The third book in the Grand Tour series by Lisa T. Bergren, Glittering Promises, begins rather slowly with pages of relating the feelings of the group of travelers. Once it picks up, the book really moves as Cora runs into problem after problem. She attempts to make good decisions and grow as the story line twists and turns. Bergren continues to create beautiful pictures of life in Europe during the early part of century. The group itself begins to encounter more fiction as Cora's father gives her full shares of the copper mine. That money waves to the reporters like a red flag to a bull, adding even more stress to Cora's adventure. This is a fun read with an unexpected conclusion. I recommend it to those who enjoy a historical romance that has well-developed basics.
Very rarely do I get to review a trilogy, and it was intriguing to review my past ratings and comments. This series has been a somewhat mixed bag for me. The first book was good enough for me to wish to complete the second, and the second was truly quite boring. This final book in the series completely captivated me from the beginning. I feel as though the author finally captured the essence of the characters, the story, and the genuine Christian message. Although the reader will assume the ending is ensured, the journey towards it may surprise the reader along the way.

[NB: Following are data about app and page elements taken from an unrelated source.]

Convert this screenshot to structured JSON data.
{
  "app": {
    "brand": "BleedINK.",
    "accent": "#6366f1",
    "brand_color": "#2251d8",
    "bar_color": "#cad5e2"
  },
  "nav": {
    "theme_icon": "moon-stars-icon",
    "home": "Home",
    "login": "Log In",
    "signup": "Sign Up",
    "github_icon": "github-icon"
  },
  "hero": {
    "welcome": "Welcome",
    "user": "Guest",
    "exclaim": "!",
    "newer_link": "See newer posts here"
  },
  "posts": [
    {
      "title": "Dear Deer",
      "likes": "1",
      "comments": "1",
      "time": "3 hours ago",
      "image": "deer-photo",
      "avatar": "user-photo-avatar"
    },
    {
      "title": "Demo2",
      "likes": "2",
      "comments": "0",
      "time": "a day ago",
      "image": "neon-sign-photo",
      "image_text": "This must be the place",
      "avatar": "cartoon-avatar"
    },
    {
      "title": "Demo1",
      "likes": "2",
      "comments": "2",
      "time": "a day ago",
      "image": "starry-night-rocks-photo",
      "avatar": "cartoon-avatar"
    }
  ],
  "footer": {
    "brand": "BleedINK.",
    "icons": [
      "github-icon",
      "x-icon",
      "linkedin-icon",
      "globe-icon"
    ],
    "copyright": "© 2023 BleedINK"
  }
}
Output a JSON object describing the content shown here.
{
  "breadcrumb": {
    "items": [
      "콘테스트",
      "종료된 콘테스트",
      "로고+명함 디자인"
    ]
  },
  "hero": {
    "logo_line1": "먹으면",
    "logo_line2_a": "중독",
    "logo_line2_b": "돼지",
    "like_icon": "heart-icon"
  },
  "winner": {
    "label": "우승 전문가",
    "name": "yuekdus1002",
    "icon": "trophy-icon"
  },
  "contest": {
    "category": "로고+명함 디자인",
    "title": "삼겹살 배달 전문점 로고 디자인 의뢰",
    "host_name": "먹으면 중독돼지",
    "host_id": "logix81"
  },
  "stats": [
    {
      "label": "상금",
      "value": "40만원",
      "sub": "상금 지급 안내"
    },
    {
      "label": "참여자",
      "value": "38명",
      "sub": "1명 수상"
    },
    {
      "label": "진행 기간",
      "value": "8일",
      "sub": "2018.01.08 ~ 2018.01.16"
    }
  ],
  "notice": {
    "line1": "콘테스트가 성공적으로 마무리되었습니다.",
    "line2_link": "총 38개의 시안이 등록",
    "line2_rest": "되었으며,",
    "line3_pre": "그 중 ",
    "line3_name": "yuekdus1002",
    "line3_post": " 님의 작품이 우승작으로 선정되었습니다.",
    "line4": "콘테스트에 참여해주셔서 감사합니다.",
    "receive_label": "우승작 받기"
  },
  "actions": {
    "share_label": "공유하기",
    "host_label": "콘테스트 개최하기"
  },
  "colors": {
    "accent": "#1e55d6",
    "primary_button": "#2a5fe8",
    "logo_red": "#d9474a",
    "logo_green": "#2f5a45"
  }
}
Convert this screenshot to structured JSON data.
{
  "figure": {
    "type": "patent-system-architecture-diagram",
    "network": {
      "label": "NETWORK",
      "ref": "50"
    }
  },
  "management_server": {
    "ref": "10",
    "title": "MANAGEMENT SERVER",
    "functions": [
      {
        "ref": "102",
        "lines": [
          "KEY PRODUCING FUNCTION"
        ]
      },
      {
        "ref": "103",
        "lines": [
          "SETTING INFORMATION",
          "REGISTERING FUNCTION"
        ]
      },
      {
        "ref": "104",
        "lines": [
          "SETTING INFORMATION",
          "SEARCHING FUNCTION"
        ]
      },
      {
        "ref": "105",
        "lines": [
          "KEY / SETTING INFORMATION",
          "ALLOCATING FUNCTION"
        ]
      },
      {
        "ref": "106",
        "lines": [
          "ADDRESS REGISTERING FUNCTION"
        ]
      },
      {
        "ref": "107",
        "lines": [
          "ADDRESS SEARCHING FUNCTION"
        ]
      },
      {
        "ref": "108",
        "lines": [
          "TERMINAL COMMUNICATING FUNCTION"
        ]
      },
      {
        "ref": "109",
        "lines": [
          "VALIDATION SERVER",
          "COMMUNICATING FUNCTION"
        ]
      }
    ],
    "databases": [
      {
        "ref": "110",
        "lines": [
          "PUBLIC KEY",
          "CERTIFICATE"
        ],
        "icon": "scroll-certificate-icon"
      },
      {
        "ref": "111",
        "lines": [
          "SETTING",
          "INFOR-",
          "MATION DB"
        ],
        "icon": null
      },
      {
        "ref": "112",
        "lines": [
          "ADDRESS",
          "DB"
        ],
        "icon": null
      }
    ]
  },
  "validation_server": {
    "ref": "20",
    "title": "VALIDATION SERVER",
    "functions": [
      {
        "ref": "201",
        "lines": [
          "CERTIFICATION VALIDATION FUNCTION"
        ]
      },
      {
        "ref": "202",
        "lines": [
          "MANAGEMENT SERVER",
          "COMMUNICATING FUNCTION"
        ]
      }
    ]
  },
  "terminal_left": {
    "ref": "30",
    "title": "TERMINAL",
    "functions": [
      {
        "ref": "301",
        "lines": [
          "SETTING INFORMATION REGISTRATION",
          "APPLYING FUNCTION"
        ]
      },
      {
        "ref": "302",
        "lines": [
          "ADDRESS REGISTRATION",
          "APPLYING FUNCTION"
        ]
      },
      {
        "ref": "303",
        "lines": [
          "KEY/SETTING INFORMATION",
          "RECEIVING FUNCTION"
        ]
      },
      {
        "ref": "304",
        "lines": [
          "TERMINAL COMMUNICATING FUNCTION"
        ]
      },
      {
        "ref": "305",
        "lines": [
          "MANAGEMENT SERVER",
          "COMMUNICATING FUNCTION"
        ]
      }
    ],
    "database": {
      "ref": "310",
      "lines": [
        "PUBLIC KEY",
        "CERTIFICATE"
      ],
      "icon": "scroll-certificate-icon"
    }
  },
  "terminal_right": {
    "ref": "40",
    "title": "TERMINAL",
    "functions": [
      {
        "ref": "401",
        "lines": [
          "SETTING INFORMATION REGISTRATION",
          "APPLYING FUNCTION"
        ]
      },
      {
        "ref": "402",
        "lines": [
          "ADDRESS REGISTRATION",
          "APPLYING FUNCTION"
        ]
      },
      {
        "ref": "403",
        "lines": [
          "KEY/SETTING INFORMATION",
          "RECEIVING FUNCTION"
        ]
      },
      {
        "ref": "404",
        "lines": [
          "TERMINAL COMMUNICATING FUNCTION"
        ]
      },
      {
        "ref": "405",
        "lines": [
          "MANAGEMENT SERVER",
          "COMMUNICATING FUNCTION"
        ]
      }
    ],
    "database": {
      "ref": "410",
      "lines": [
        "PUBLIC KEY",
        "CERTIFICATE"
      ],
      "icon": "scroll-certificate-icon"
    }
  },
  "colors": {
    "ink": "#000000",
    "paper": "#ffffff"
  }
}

I was pleased that suspense, mystery, and even sorrow were seamlessly woven into the story. It was encouraging to see some elements within the narrative that did not follow the typical Christian historical romance script. I prefer romances that are somewhat realistic even if there is a promise of a happily ever after. I probably would have left the reader hanging, but the ending was pleasant enough for me. When I read these novels, I always marvel at the whether the women of the bygone age were truly as strong as they are purported to be.
This was a pleasant conclusion to an unorthodox historical tale, and it will keep the reader on edge until the end. Also, if this is the only book that you read in the series, you will have no trouble jumping in without reading books one and two. The author is a master at filling her readers in on pertinent details.
I was sent a copy of this book in exchange for my honest review. I was not financially compensated, and all opinions are 100 percent mine.